Task details
From the first line to the last, copy the data exactly.

Entries shown
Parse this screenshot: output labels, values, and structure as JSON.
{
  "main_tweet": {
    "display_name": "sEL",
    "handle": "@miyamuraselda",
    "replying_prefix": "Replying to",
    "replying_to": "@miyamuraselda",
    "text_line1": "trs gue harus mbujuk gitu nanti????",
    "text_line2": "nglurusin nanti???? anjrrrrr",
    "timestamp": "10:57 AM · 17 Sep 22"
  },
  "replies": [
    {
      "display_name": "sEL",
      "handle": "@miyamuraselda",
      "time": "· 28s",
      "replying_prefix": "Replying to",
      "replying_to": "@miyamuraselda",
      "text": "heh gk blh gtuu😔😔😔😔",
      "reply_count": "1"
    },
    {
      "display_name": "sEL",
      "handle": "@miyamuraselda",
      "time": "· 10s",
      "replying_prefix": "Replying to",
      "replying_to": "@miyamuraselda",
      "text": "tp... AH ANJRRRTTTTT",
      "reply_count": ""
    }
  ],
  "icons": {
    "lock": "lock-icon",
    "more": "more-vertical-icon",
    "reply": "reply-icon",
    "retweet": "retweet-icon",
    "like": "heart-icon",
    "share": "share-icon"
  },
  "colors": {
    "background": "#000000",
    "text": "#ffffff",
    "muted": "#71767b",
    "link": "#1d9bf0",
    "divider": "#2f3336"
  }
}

Solution to this problem
Parse this screenshot: output labels, values, and structure as JSON.
{
  "main_tweet": {
    "display_name": "sEL",
    "handle": "@miyamuraselda",
    "replying_prefix": "Replying to",
    "replying_to": "@miyamuraselda",
    "text_line1": "trs gue harus mbujuk gitu nanti????",
    "text_line2": "nglurusin nanti???? anjrrrrr",
    "timestamp": "10:57 AM · 17 Sep 22"
  },
  "replies": [
    {
      "display_name": "sEL",
      "handle": "@miyamuraselda",
      "time": "· 28s",
      "replying_prefix": "Replying to",
      "replying_to": "@miyamuraselda",
      "text": "heh gk blh gtuu😔😔😔😔",
      "reply_count": "1"
    },
    {
      "display_name": "sEL",
      "handle": "@miyamuraselda",
      "time": "· 10s",
      "replying_prefix": "Replying to",
      "replying_to": "@miyamuraselda",
      "text": "tp... AH ANJRRRTTTTT",
      "reply_count": ""
    }
  ],
  "icons": {
    "lock": "lock-icon",
    "more": "more-vertical-icon",
    "reply": "reply-icon",
    "retweet": "retweet-icon",
    "like": "heart-icon",
    "share": "share-icon"
  },
  "colors": {
    "background": "#000000",
    "text": "#ffffff",
    "muted": "#71767b",
    "link": "#1d9bf0",
    "divider": "#2f3336"
  }
}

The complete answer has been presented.